◆ **Task directions**
A single number is required: how many lines below include the string "extension".

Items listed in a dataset
--*--

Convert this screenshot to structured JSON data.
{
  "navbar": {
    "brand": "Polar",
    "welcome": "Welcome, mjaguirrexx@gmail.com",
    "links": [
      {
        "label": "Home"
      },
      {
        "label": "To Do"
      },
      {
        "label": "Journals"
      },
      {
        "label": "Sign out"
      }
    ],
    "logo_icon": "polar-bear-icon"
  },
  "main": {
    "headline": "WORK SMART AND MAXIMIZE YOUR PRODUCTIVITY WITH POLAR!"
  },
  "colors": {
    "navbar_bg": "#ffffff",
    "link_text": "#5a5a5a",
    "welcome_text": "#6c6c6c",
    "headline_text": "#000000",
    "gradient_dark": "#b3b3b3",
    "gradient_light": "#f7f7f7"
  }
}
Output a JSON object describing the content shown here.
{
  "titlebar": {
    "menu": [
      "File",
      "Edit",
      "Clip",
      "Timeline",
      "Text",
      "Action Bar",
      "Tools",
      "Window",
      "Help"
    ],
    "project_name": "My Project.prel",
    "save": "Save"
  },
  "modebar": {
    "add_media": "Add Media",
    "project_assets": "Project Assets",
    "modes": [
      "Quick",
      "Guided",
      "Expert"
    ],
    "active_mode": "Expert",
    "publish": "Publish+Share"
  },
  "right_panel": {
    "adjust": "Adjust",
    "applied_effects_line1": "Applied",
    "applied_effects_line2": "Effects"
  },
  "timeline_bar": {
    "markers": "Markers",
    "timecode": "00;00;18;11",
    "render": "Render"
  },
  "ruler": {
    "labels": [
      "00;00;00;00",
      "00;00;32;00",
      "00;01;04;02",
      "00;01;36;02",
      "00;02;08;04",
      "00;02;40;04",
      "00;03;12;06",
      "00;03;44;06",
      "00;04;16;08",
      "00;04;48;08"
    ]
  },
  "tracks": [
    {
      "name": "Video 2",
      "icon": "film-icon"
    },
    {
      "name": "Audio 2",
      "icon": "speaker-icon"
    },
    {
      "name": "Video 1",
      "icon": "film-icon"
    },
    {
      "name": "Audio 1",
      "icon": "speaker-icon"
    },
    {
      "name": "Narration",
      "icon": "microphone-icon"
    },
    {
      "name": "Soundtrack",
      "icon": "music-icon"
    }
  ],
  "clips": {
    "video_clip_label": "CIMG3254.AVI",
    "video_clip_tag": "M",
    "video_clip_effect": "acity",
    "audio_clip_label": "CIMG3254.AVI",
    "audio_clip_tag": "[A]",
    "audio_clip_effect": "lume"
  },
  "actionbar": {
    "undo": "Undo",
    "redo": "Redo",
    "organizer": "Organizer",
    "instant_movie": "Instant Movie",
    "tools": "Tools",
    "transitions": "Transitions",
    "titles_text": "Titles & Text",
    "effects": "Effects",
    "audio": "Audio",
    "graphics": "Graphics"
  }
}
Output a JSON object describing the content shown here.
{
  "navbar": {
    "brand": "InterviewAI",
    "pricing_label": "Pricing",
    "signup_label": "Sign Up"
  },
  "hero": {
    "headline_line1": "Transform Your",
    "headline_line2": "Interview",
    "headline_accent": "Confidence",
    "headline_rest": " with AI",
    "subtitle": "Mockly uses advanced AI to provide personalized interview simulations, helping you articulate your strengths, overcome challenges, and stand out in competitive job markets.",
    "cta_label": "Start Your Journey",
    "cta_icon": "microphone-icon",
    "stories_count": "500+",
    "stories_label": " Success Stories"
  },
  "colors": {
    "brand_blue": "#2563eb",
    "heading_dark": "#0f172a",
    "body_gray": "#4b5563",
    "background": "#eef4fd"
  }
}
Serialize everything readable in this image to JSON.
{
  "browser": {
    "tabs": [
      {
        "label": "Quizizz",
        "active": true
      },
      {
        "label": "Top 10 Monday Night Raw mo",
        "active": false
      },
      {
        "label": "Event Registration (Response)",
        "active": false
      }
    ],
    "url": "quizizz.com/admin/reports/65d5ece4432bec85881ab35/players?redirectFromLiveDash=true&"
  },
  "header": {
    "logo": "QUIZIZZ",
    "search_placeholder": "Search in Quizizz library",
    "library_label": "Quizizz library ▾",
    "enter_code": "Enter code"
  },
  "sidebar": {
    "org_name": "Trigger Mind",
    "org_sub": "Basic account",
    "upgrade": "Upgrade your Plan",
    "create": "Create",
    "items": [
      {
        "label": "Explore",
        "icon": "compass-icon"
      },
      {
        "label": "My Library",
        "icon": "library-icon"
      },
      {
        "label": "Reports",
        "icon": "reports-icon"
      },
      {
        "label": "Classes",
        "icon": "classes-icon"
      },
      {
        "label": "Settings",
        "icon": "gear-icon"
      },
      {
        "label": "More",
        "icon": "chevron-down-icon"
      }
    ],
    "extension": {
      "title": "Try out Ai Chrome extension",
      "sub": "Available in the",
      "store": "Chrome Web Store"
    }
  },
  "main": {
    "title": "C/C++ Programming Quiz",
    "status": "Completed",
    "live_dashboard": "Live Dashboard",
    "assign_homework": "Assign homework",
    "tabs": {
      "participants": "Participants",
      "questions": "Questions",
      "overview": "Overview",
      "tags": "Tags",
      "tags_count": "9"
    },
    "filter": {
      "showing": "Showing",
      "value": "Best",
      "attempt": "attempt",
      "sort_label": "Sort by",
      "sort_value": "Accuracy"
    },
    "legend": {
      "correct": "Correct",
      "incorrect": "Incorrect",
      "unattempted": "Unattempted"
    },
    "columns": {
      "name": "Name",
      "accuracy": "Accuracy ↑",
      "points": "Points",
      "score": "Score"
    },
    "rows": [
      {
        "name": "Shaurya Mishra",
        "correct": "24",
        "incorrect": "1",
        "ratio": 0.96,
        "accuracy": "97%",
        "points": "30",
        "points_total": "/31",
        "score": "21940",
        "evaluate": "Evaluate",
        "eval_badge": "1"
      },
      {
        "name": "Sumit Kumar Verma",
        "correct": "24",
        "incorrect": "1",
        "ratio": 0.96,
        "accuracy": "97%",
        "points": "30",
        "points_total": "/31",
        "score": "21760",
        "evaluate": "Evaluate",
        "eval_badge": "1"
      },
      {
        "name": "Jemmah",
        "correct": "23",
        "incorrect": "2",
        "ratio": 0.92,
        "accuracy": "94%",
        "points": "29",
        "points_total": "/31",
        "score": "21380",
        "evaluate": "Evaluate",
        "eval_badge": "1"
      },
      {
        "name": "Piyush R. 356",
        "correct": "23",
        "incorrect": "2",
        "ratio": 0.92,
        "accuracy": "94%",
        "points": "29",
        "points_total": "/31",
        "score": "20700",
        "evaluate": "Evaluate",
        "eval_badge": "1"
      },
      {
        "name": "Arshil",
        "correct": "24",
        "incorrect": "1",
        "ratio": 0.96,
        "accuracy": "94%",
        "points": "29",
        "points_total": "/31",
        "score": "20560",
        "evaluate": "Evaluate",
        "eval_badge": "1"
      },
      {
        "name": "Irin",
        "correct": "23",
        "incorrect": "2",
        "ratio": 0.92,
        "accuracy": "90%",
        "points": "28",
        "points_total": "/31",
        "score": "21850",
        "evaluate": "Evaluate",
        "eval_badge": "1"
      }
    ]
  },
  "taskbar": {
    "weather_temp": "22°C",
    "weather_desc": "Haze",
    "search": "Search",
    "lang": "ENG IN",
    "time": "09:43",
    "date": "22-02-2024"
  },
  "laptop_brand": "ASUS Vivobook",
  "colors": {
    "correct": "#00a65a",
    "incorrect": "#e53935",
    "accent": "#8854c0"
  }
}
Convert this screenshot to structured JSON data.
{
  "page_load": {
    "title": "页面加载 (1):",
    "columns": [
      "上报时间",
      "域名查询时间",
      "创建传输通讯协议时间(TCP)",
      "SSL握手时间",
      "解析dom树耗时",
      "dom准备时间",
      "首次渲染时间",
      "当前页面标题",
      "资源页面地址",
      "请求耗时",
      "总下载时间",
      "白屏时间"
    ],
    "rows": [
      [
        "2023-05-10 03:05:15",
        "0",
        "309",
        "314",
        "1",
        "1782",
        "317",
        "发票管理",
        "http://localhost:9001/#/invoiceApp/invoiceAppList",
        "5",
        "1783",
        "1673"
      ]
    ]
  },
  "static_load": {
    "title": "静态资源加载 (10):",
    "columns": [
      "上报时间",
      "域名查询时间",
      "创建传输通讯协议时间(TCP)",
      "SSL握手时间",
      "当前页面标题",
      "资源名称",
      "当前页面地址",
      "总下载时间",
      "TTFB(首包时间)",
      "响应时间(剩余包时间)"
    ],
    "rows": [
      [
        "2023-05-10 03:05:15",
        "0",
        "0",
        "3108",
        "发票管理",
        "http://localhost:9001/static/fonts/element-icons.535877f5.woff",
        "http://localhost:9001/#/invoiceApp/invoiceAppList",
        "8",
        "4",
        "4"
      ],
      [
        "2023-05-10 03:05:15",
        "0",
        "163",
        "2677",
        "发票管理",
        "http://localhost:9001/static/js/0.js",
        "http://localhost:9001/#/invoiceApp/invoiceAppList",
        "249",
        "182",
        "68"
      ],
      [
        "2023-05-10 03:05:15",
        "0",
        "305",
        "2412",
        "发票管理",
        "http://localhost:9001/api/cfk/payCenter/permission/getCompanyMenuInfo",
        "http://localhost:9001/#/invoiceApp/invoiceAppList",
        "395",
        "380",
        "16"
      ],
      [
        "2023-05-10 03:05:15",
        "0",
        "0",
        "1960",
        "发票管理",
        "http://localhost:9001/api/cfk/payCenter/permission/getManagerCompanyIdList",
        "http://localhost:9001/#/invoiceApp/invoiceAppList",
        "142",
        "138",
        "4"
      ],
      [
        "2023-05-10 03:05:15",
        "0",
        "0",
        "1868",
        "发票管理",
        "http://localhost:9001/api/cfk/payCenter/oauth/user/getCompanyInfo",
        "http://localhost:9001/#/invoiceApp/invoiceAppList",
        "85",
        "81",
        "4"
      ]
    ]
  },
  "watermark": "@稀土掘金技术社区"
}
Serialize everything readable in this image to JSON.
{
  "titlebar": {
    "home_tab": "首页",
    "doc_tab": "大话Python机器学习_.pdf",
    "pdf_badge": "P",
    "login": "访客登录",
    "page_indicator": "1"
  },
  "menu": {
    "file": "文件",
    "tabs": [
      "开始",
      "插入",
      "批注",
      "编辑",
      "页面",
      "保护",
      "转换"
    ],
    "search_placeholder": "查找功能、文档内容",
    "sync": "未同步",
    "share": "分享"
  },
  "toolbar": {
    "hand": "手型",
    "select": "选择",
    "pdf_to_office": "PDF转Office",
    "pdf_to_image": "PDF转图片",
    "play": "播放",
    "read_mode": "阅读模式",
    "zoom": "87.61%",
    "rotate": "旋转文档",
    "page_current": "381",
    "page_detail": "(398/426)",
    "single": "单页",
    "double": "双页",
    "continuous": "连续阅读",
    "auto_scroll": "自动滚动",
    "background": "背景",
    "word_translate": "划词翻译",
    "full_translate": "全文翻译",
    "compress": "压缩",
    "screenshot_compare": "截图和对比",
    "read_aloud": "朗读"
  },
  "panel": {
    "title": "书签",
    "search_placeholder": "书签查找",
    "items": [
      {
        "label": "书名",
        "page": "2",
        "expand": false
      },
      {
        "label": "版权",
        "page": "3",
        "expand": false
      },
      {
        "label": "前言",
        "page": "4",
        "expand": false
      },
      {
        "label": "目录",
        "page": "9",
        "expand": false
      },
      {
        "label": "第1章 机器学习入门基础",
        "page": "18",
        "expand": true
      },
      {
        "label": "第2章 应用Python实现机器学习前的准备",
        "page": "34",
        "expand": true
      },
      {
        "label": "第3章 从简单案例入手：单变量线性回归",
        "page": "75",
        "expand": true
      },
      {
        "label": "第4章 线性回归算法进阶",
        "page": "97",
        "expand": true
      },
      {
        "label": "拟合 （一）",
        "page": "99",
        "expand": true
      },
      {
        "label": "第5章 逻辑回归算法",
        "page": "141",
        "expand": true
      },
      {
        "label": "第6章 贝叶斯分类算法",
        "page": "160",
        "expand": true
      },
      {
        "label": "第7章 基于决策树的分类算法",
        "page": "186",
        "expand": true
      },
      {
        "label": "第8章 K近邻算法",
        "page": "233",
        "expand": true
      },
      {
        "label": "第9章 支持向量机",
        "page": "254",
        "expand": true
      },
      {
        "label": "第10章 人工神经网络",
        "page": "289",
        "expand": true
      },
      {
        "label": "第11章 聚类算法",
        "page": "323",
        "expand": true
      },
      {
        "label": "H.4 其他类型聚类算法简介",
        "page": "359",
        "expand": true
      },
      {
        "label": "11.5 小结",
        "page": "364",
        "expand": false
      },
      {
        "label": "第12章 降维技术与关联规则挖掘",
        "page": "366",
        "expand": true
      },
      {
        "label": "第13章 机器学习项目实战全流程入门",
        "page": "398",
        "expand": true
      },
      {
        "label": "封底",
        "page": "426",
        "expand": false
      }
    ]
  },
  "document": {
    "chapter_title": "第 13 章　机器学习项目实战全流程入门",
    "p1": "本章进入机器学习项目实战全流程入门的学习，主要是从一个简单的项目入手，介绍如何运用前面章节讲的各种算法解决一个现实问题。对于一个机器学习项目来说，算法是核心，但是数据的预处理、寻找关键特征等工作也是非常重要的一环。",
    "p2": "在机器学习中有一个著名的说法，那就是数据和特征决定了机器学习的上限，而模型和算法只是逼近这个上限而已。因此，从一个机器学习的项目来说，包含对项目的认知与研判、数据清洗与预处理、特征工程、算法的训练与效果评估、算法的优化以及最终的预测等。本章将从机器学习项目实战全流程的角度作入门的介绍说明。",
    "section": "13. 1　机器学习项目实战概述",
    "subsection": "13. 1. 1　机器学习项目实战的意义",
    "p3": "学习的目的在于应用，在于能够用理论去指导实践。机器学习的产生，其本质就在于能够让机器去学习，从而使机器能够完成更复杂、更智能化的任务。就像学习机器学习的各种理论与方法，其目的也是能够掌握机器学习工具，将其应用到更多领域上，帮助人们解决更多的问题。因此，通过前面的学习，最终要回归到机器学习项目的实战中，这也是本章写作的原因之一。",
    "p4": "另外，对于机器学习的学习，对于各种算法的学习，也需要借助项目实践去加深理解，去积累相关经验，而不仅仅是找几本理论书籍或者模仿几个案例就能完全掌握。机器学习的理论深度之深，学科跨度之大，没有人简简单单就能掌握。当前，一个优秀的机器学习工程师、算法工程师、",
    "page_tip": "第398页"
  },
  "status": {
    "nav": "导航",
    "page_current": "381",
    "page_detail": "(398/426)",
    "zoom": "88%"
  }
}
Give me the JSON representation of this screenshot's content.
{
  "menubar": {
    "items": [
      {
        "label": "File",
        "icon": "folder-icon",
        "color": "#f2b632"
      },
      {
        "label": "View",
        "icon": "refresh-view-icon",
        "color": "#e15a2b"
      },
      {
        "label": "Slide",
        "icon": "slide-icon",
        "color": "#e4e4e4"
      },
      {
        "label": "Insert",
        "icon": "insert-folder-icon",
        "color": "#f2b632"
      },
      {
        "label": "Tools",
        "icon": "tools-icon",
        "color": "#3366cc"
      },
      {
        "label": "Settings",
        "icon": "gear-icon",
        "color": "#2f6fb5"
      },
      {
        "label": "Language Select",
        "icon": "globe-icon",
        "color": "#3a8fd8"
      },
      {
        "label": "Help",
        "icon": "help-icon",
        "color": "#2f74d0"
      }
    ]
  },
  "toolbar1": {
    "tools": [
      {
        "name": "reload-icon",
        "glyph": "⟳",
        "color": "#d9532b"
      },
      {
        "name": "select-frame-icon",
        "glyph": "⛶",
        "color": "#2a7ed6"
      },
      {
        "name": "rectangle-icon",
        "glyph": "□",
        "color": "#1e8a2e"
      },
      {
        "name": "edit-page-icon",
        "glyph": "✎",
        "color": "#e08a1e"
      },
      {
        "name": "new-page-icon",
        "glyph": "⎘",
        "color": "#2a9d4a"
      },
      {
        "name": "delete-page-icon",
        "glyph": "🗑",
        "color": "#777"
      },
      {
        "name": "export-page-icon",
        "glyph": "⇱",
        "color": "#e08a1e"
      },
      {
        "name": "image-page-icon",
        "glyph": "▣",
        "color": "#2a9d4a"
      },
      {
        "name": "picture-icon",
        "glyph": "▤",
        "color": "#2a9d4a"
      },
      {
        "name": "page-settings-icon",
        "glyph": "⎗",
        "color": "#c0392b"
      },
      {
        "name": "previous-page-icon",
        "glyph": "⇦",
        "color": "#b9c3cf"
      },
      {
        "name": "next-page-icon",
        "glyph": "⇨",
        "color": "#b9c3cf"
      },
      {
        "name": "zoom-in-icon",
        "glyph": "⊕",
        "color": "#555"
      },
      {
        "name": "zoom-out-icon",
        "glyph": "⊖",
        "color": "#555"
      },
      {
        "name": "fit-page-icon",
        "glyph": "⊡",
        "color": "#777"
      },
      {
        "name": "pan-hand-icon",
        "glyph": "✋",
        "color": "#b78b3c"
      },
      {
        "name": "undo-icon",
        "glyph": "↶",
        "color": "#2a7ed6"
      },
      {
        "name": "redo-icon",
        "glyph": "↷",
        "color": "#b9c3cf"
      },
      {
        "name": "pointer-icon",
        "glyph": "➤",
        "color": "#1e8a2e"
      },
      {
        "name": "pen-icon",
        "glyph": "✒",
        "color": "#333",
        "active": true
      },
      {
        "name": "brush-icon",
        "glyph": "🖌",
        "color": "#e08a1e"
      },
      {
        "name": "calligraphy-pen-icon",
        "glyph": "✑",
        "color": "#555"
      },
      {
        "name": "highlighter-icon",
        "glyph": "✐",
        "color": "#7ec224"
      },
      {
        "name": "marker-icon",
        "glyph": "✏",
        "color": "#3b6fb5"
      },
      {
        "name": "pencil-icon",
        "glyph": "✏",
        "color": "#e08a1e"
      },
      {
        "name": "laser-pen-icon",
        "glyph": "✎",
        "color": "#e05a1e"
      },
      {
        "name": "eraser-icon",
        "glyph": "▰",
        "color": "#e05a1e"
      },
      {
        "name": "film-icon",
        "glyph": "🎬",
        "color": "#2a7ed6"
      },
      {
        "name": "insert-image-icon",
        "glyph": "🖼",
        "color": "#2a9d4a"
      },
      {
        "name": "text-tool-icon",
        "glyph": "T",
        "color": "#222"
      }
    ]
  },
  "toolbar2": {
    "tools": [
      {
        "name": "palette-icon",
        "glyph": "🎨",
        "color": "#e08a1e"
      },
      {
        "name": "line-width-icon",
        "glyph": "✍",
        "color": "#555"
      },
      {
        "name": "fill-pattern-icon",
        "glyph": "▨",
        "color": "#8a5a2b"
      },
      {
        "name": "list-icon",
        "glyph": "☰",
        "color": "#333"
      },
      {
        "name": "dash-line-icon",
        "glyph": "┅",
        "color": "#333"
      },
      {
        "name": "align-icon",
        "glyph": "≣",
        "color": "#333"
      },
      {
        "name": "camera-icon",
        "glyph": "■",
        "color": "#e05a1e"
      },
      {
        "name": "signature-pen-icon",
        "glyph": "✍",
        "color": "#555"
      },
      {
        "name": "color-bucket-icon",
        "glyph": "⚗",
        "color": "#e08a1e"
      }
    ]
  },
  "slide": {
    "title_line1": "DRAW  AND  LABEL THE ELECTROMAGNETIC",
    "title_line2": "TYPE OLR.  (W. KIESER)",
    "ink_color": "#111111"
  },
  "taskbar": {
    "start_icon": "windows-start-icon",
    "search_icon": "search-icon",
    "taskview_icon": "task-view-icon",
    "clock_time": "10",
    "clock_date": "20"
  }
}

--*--

◆ **Answer**
2